> _Records to process_
[Start of Attachment]
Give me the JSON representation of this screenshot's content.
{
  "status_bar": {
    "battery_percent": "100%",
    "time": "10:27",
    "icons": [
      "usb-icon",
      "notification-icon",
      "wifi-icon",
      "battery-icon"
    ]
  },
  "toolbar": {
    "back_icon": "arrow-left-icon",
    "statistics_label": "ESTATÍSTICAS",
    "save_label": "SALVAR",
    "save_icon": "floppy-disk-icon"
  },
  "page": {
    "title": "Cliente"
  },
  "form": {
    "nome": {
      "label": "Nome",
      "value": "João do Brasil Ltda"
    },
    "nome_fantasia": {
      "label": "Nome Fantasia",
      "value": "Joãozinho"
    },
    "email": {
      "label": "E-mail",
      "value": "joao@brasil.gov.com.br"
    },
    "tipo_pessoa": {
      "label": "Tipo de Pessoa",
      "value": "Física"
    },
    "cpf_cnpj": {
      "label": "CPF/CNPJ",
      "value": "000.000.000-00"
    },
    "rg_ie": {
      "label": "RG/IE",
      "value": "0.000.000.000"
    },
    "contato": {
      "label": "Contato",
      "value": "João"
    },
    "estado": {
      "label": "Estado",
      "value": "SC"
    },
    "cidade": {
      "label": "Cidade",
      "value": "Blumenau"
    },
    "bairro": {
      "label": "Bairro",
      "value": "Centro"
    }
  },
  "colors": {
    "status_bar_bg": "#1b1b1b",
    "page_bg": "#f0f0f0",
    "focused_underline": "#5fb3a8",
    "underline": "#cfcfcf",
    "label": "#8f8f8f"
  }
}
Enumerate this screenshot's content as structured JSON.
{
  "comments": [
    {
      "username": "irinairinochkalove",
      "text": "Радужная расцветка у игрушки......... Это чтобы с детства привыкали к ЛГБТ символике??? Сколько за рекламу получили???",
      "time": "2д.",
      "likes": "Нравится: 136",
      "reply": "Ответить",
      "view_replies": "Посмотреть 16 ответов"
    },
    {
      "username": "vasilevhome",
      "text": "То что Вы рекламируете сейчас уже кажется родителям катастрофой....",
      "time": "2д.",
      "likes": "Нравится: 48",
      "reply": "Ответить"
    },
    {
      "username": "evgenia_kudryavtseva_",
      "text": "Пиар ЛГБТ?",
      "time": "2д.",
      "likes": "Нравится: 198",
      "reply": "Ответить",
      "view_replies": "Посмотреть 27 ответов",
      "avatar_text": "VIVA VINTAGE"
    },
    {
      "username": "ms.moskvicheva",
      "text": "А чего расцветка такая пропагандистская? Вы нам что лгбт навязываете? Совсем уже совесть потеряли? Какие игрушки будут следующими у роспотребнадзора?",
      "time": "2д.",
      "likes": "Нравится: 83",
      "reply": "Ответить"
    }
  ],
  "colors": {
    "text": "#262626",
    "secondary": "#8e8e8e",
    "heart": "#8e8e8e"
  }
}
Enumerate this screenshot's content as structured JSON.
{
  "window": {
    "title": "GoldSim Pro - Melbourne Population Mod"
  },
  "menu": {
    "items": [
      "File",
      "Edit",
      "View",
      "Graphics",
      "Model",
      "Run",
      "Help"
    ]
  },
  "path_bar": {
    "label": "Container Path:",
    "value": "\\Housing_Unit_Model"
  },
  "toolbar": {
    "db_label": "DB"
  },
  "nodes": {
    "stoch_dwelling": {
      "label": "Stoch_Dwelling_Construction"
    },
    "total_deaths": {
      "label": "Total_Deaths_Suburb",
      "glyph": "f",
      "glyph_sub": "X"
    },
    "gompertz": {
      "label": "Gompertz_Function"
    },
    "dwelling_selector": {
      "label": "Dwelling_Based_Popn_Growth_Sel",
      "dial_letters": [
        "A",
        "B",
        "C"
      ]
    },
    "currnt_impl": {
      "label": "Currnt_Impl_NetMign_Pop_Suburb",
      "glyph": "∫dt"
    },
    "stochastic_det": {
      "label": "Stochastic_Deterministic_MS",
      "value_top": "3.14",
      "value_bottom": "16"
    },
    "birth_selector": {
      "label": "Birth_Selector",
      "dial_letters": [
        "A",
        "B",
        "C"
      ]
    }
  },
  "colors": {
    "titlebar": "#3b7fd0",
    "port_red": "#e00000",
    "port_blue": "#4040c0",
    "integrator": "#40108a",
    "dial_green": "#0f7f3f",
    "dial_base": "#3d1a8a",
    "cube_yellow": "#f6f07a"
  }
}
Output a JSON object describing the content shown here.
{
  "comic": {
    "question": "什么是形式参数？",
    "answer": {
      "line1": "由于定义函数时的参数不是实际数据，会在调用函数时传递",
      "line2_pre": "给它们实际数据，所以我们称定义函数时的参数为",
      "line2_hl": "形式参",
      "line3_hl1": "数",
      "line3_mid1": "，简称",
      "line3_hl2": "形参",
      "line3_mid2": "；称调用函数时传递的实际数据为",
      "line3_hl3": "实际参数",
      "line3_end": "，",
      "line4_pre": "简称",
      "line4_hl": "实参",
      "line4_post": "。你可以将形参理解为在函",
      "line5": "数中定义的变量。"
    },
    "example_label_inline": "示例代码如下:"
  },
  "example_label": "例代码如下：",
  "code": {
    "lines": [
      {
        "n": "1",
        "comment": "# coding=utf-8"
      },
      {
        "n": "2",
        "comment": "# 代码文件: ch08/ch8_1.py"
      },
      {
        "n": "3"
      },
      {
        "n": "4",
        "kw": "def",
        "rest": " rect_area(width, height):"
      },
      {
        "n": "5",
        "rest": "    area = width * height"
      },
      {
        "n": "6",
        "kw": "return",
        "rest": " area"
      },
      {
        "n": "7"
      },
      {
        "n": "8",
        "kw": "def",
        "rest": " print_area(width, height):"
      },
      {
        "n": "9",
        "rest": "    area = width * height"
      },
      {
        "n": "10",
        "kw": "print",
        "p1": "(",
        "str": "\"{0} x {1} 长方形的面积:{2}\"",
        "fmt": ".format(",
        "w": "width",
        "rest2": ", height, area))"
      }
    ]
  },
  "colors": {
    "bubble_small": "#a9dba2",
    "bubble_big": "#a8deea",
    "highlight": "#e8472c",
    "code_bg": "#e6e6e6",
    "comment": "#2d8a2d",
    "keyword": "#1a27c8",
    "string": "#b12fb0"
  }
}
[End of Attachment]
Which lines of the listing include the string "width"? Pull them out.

> _Response to this task_
        "rest": " rect_area(width, height):"
        "rest": "    area = width * height"
        "rest": " print_area(width, height):"
        "rest": "    area = width * height"
        "w": "width",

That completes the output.